“Take this all of you and eat. This is my body which will be given up for you” / “Take this all of you and drink, this is the cup of my blood, the blood of the new and everlasting covenant, this cup will be shed for you and for all."Now of course Heaven is exclusionary since we can't hold a belief in universal salvation. But it is still who humans who long for exclusion and caste; when Jesus ate with sinners He was greatly criticized. In "The Power of the Cross", Michael Dubruiel mentions the parable of the Prodigal Son:
Jesus tells this parable when he is in the process of being judged as someone who consorts with sinners. The "punch line" of the parable hits home for all of us prodigals: Those who are most likely to come to their senses are those who have experienced the emptiness of a life apart from God. The elder sons really don't see any readon to party; they haven't come to their senses yet.

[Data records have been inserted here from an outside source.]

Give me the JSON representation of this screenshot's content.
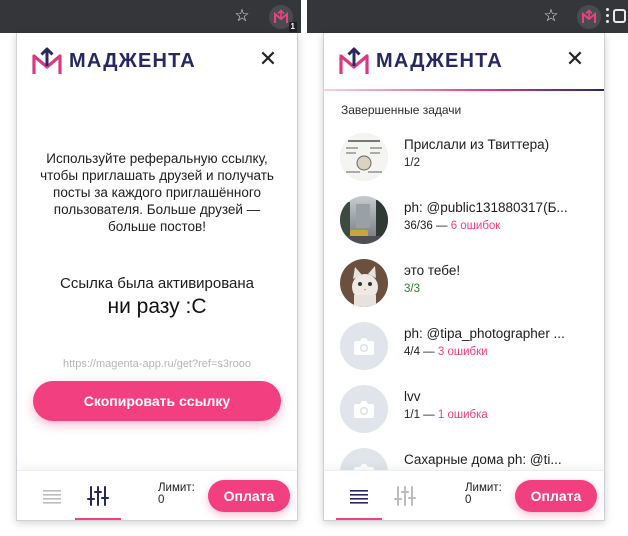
{
  "brand": "МАДЖЕНТА",
  "colors": {
    "accent": "#f23f7f",
    "brand_dark": "#27285f",
    "success": "#2e7d32"
  },
  "browser": {
    "ext_badge": "1",
    "icons": [
      "star-icon",
      "extension-icon",
      "kebab-icon"
    ]
  },
  "left": {
    "ref_text": "Используйте реферальную ссылку, чтобы приглашать друзей и получать посты за каждого приглашённого пользователя. Больше друзей — больше постов!",
    "activated_label": "Ссылка была активирована",
    "activated_count": "ни разу :С",
    "ref_link": "https://magenta-app.ru/get?ref=s3rooo",
    "copy_button": "Скопировать ссылку"
  },
  "right": {
    "section_title": "Завершенные задачи",
    "items": [
      {
        "title": "Прислали из Твиттера)",
        "progress": "1/2",
        "errors": "",
        "ok": false,
        "thumb": "meme"
      },
      {
        "title": "ph: @public131880317(Б...",
        "progress": "36/36 —",
        "errors": "6 ошибок",
        "ok": false,
        "thumb": "street"
      },
      {
        "title": "это тебе!",
        "progress": "3/3",
        "errors": "",
        "ok": true,
        "thumb": "cat"
      },
      {
        "title": "ph: @tipa_photographer ...",
        "progress": "4/4 —",
        "errors": "3 ошибки",
        "ok": false,
        "thumb": "placeholder"
      },
      {
        "title": "lvv",
        "progress": "1/1 —",
        "errors": "1 ошибка",
        "ok": false,
        "thumb": "placeholder"
      },
      {
        "title": "Сахарные дома ph: @ti...",
        "progress": "",
        "errors": "",
        "ok": false,
        "thumb": "placeholder"
      }
    ]
  },
  "footer": {
    "limit_label": "Лимит:",
    "limit_value": "0",
    "pay_button": "Оплата"
  }
}
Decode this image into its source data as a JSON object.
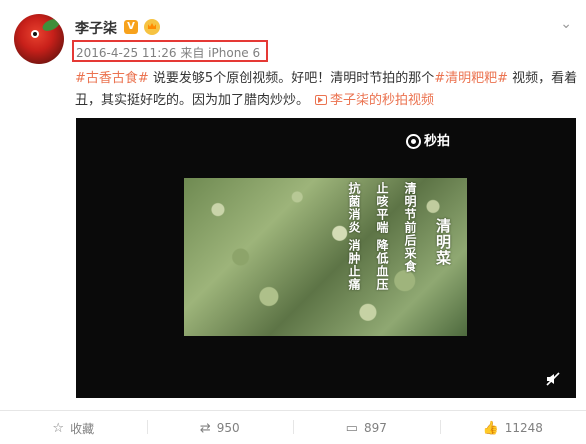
{
  "post": {
    "author": "李子柒",
    "verified_badge": "V",
    "meta_time": "2016-4-25 11:26",
    "meta_from": "来自",
    "meta_device": "iPhone 6",
    "hashtag1": "#古香古食#",
    "text1": " 说要发够5个原创视频。好吧！清明时节拍的那个",
    "hashtag2": "#清明粑粑#",
    "text2": " 视频，看着丑，其实挺好吃的。因为加了腊肉炒炒。",
    "video_link": "李子柒的秒拍视频"
  },
  "video": {
    "watermark": "秒拍",
    "caption_cols": [
      "清明菜",
      "清明节前后采食",
      "止咳平喘 降低血压",
      "抗菌消炎 消肿止痛"
    ]
  },
  "actions": {
    "favorite": "收藏",
    "repost_count": "950",
    "comment_count": "897",
    "like_count": "11248"
  },
  "colors": {
    "accent": "#eb7350",
    "highlight_box": "#e53935",
    "verified": "#f7a21c"
  },
  "icons": [
    "chevron-down-icon",
    "verified-icon",
    "vip-crown-icon",
    "video-link-icon",
    "camera-icon",
    "mute-icon",
    "star-icon",
    "repost-icon",
    "comment-icon",
    "like-icon"
  ]
}
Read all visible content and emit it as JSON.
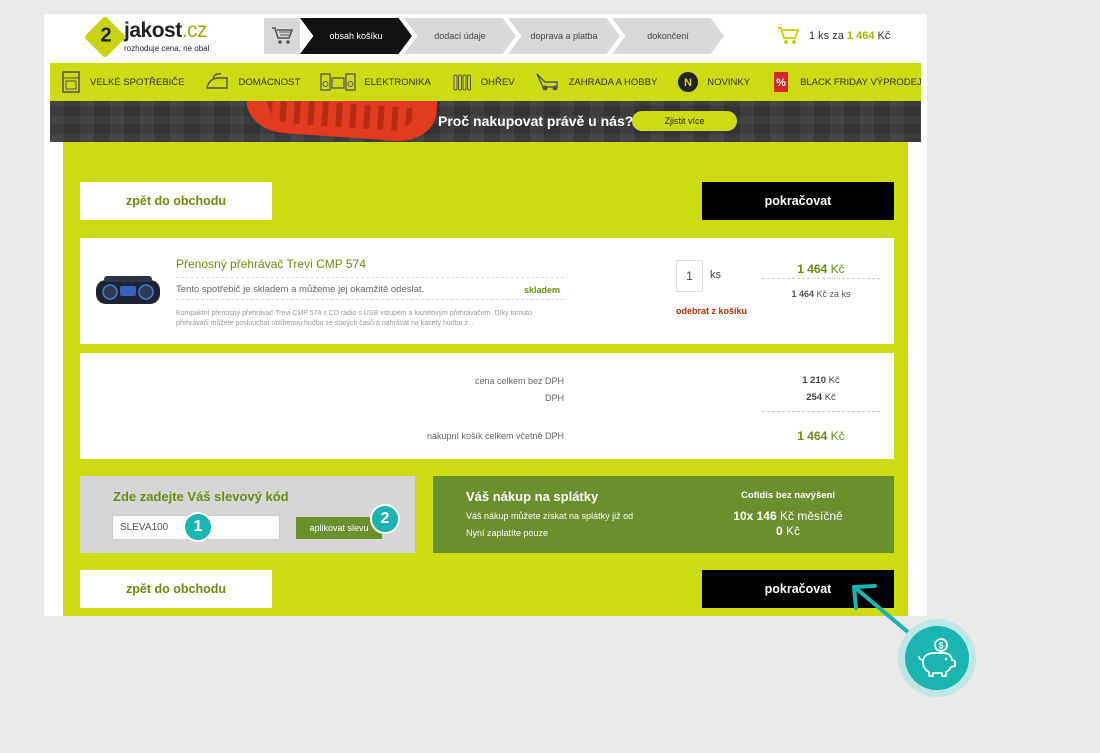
{
  "header": {
    "logo": {
      "mark": "2",
      "name": "jakost",
      "tld": ".cz",
      "tagline": "rozhoduje cena, ne obal"
    },
    "steps": [
      "obsah košíku",
      "dodací údaje",
      "doprava a platba",
      "dokončení"
    ],
    "mini_cart": {
      "qty_text": "1 ks za",
      "price_number": "1 464",
      "price_currency": "Kč"
    }
  },
  "nav": {
    "items": [
      {
        "label": "VELKÉ SPOTŘEBIČE",
        "icon": "fridge-icon"
      },
      {
        "label": "DOMÁCNOST",
        "icon": "iron-icon"
      },
      {
        "label": "ELEKTRONIKA",
        "icon": "stereo-icon"
      },
      {
        "label": "OHŘEV",
        "icon": "radiator-icon"
      },
      {
        "label": "ZAHRADA A HOBBY",
        "icon": "lawnmower-icon"
      },
      {
        "label": "NOVINKY",
        "icon": "new-badge-icon",
        "glyph": "N"
      },
      {
        "label": "BLACK FRIDAY VÝPRODEJ",
        "icon": "percent-tag-icon",
        "glyph": "%"
      }
    ]
  },
  "banner": {
    "text": "Proč nakupovat právě u nás?",
    "button": "Zjistit více"
  },
  "actions": {
    "back": "zpět do obchodu",
    "continue": "pokračovat"
  },
  "product": {
    "name": "Přenosný přehrávač Trevi CMP 574",
    "stock_text": "Tento spotřebič je skladem a můžeme jej okamžitě odeslat.",
    "stock_badge": "skladem",
    "description": "Kompaktní přenosný přehrávač Trevi CMP 574 s CD rádio s USB vstupem a kazetovým přehrávačem. Díky tomuto přehrávači můžete poslouchat oblíbenou hudbu ze starých časů a nahrávat na kazety hudbu z...",
    "qty": "1",
    "qty_unit": "ks",
    "remove": "odebrat z košíku",
    "price_number": "1 464",
    "price_currency": "Kč",
    "unit_price_number": "1 464",
    "unit_price_suffix": "Kč za ks"
  },
  "totals": {
    "without_vat_label": "cena celkem bez DPH",
    "without_vat_number": "1 210",
    "vat_label": "DPH",
    "vat_number": "254",
    "total_label": "nákupní košík celkem včetně DPH",
    "total_number": "1 464",
    "currency": "Kč"
  },
  "discount": {
    "title": "Zde zadejte Váš slevový kód",
    "input_value": "SLEVA100",
    "button": "aplikovat slevu"
  },
  "installments": {
    "title": "Váš nákup na splátky",
    "line1": "Váš nákup můžete získat na splátky již od",
    "line2": "Nyní zaplatíte pouze",
    "provider": "Cofidis bez navýšení",
    "monthly_number": "10x 146",
    "monthly_suffix": "Kč měsíčně",
    "upfront_number": "0",
    "upfront_currency": "Kč"
  },
  "markers": [
    "1",
    "2"
  ],
  "colors": {
    "lime": "#cddb13",
    "green": "#6a8f2c",
    "dark_green_text": "#6a8a10",
    "teal": "#1ab5b0",
    "black": "#000000"
  },
  "overlay_icon": "piggy-bank-icon"
}
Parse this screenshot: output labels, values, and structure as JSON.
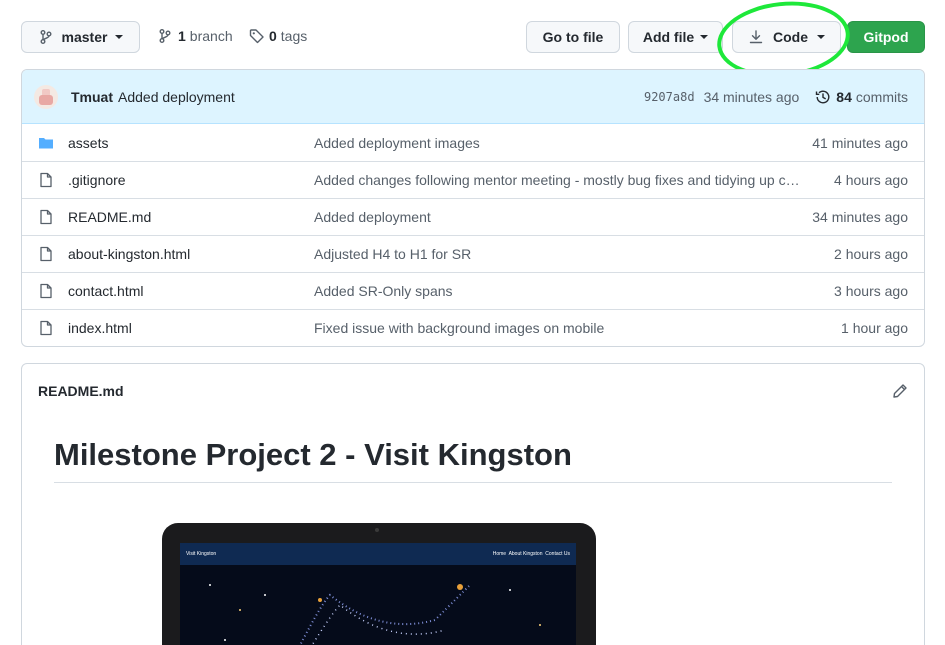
{
  "toolbar": {
    "branch_name": "master",
    "branch_count": "1",
    "branch_word": "branch",
    "tag_count": "0",
    "tag_word": "tags",
    "go_to_file": "Go to file",
    "add_file": "Add file",
    "code": "Code",
    "gitpod": "Gitpod"
  },
  "commit": {
    "author": "Tmuat",
    "message": "Added deployment",
    "sha": "9207a8d",
    "time": "34 minutes ago",
    "commit_count": "84",
    "commit_word": "commits"
  },
  "files": [
    {
      "name": "assets",
      "type": "folder",
      "message": "Added deployment images",
      "age": "41 minutes ago"
    },
    {
      "name": ".gitignore",
      "type": "file",
      "message": "Added changes following mentor meeting - mostly bug fixes and tidying up code",
      "age": "4 hours ago"
    },
    {
      "name": "README.md",
      "type": "file",
      "message": "Added deployment",
      "age": "34 minutes ago"
    },
    {
      "name": "about-kingston.html",
      "type": "file",
      "message": "Adjusted H4 to H1 for SR",
      "age": "2 hours ago"
    },
    {
      "name": "contact.html",
      "type": "file",
      "message": "Added SR-Only spans",
      "age": "3 hours ago"
    },
    {
      "name": "index.html",
      "type": "file",
      "message": "Fixed issue with background images on mobile",
      "age": "1 hour ago"
    }
  ],
  "readme": {
    "filename": "README.md",
    "heading": "Milestone Project 2 - Visit Kingston",
    "preview_site_title": "Visit Kingston",
    "preview_nav": [
      "Home",
      "About Kingston",
      "Contact Us"
    ]
  },
  "colors": {
    "accent_green": "#2da44e",
    "highlight_ring": "#1ee83a",
    "commit_bar_bg": "#ddf4ff",
    "folder_blue": "#54aeff"
  }
}
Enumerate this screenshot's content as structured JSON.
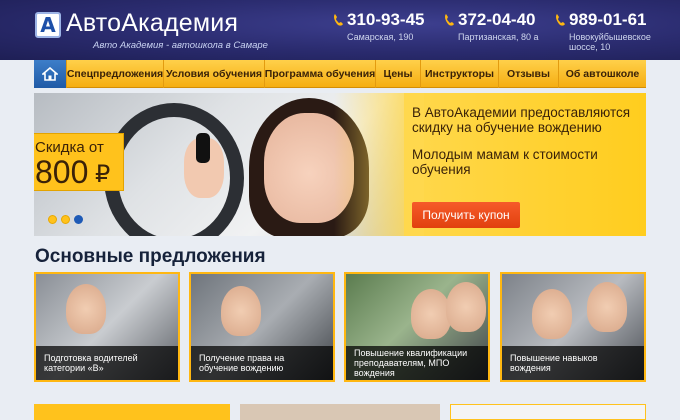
{
  "header": {
    "logo_letter": "А",
    "site_name": "АвтоАкадемия",
    "tagline": "Авто Академия - автошкола в Самаре",
    "phones": [
      {
        "number": "310-93-45",
        "address": "Самарская, 190"
      },
      {
        "number": "372-04-40",
        "address": "Партизанская, 80 а"
      },
      {
        "number": "989-01-61",
        "address_line1": "Новокуйбышевское",
        "address_line2": "шоссе, 10"
      }
    ]
  },
  "nav": {
    "items": [
      "Спецпредложения",
      "Условия обучения",
      "Программа обучения",
      "Цены",
      "Инструкторы",
      "Отзывы",
      "Об автошколе"
    ]
  },
  "banner": {
    "discount_line1": "Скидка от",
    "discount_amount": "800",
    "discount_currency": "₽",
    "text1": "В АвтоАкадемии предоставляются скидку на обучение вождению",
    "text2": "Молодым мамам к стоимости обучения",
    "button_label": "Получить купон"
  },
  "offers": {
    "title": "Основные предложения",
    "cards": [
      {
        "caption": "Подготовка водителей категории «В»"
      },
      {
        "caption": "Получение права на обучение вождению"
      },
      {
        "caption": "Повышение квалификации преподавателям, МПО вождения"
      },
      {
        "caption": "Повышение навыков вождения"
      }
    ]
  },
  "colors": {
    "header_bg": "#2a2b6e",
    "nav_bg": "#ffc21c",
    "accent_orange": "#e1400e",
    "card_border": "#ffb711",
    "slider_active": "#1e5ab6"
  }
}
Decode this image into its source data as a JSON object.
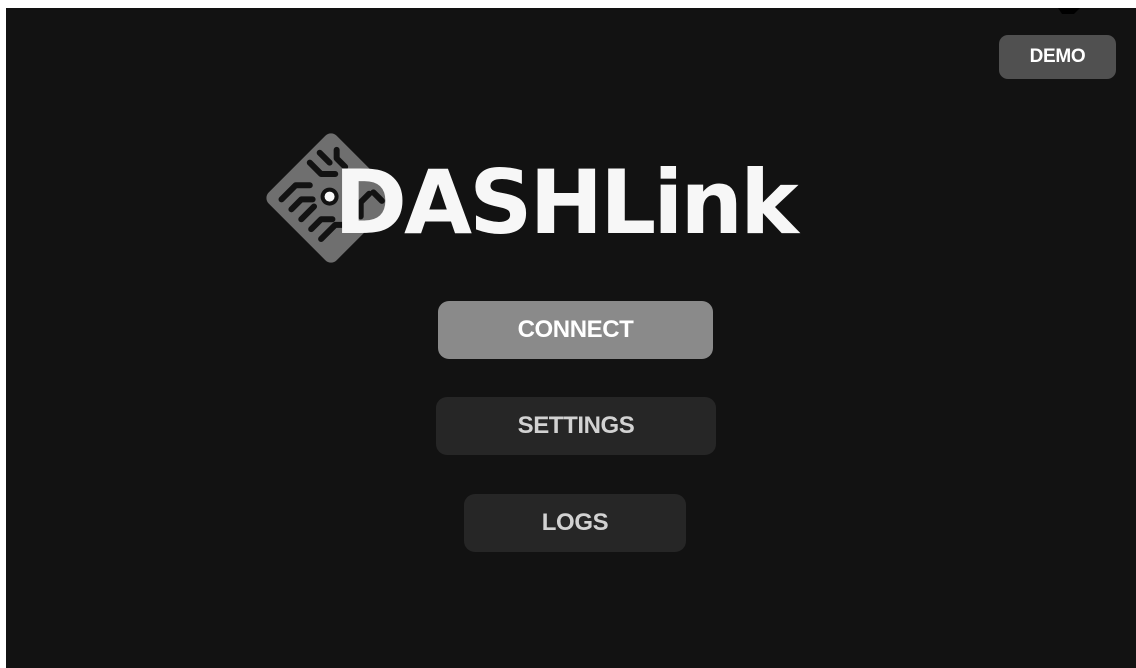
{
  "app": {
    "logo_text": "DASHLink",
    "logo_icon": "circuit-chip-icon"
  },
  "header": {
    "demo_label": "DEMO"
  },
  "menu": {
    "connect_label": "CONNECT",
    "settings_label": "SETTINGS",
    "logs_label": "LOGS"
  },
  "colors": {
    "background": "#121212",
    "primary_button": "#8a8a8a",
    "secondary_button": "#262626",
    "demo_button": "#505050",
    "logo_text": "#f7f7f7",
    "logo_icon": "#6f6f6f"
  }
}
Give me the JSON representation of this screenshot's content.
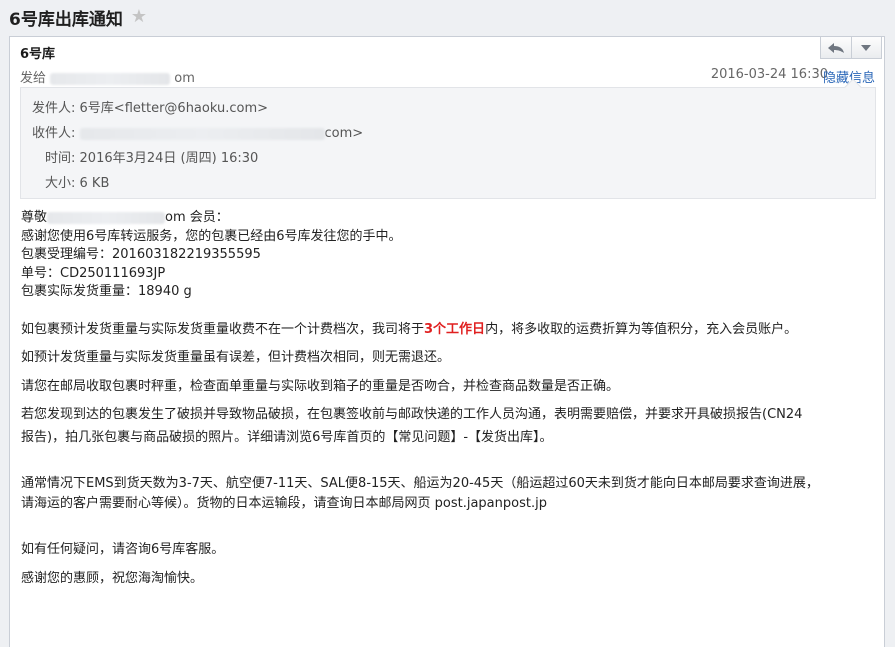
{
  "subject": "6号库出库通知",
  "sender": {
    "name": "6号库",
    "to_prefix": "发给",
    "to_suffix": "om",
    "datetime": "2016-03-24 16:30",
    "hide_details_label": "隐藏信息"
  },
  "details": {
    "from_label": "发件人:",
    "from_value": "6号库<fletter@6haoku.com>",
    "to_label": "收件人:",
    "to_suffix": "com>",
    "time_label": "时间:",
    "time_value": "2016年3月24日 (周四) 16:30",
    "size_label": "大小:",
    "size_value": "6 KB"
  },
  "body": {
    "greeting_prefix": "尊敬",
    "greeting_suffix": "om 会员：",
    "line_thanks": "感谢您使用6号库转运服务，您的包裹已经由6号库发往您的手中。",
    "line_receipt": "包裹受理编号：201603182219355595",
    "line_tracking": "单号：CD250111693JP",
    "line_weight": "包裹实际发货重量：18940 g",
    "p1_before": "如包裹预计发货重量与实际发货重量收费不在一个计费档次，我司将于",
    "p1_highlight": "3个工作日",
    "p1_after": "内，将多收取的运费折算为等值积分，充入会员账户。",
    "p2": "如预计发货重量与实际发货重量虽有误差，但计费档次相同，则无需退还。",
    "p3": "请您在邮局收取包裹时秤重，检查面单重量与实际收到箱子的重量是否吻合，并检查商品数量是否正确。",
    "p4_line1": "若您发现到达的包裹发生了破损并导致物品破损，在包裹签收前与邮政快递的工作人员沟通，表明需要赔偿，并要求开具破损报告(CN24",
    "p4_line2": "报告)，拍几张包裹与商品破损的照片。详细请浏览6号库首页的【常见问题】-【发货出库】。",
    "p5_line1": "通常情况下EMS到货天数为3-7天、航空便7-11天、SAL便8-15天、船运为20-45天（船运超过60天未到货才能向日本邮局要求查询进展，",
    "p5_line2": "请海运的客户需要耐心等候）。货物的日本运输段，请查询日本邮局网页 post.japanpost.jp",
    "p6": "如有任何疑问，请咨询6号库客服。",
    "p7": "感谢您的惠顾，祝您海淘愉快。"
  },
  "icons": {
    "star": "star-icon",
    "reply": "reply-icon",
    "more": "chevron-down-icon"
  },
  "colors": {
    "link": "#2a67b8",
    "highlight": "#e02020",
    "background": "#eef0f3"
  }
}
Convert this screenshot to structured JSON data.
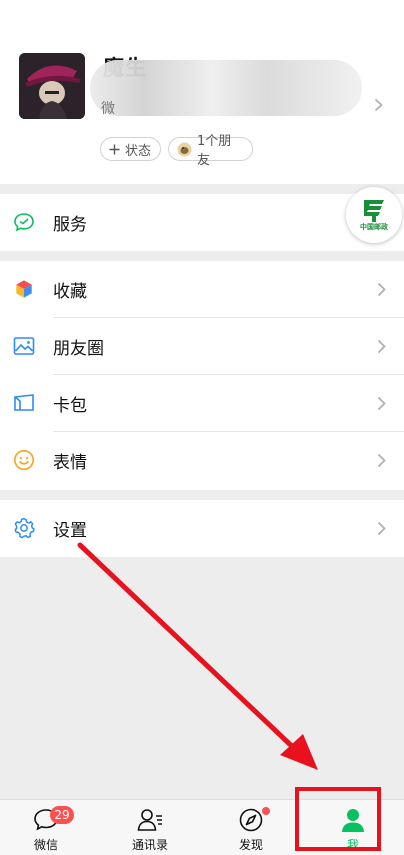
{
  "profile": {
    "nickname": "魔生",
    "wechat_id_prefix": "微",
    "status_chip": "状态",
    "friends_chip": "1个朋友"
  },
  "floating_badge": {
    "text": "中国邮政"
  },
  "menu": {
    "services": "服务",
    "favorites": "收藏",
    "moments": "朋友圈",
    "cards": "卡包",
    "stickers": "表情",
    "settings": "设置"
  },
  "tabbar": {
    "chats": {
      "label": "微信",
      "badge": "29"
    },
    "contacts": {
      "label": "通讯录"
    },
    "discover": {
      "label": "发现"
    },
    "me": {
      "label": "我"
    }
  },
  "colors": {
    "accent_green": "#07c160",
    "badge_red": "#fa5151",
    "annotation_red": "#e8121e",
    "background": "#ededed"
  }
}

Who is the greatest sinner in the parable of the Prodigal Son? Could it be the older brother, who is angry that his ungrateful little brother had come home? Often we resent this; we identify more with the elder brother than with the younger. In fact, when I've spoken on this parable it has often angered someone: Someone in their family, like the Prodigal Son, has taken the family's money, only to come back penniless and in search of more.
Ironcally, some Scripture scholars think that in the parable of the Prodigal Son, Jesus is the son who takes the inheritance of the Father - his divine mercy and love - and squanders it on sinners! In the end, the Father is pleased. Once you've heard this way of looking at the parable, it's hard to see it any other way.
Yes, God's mercy is great; however, to experience it fully always involves a bit of crucifixion on our part. Our natural human way of looking at things is invariably fallible and has to die.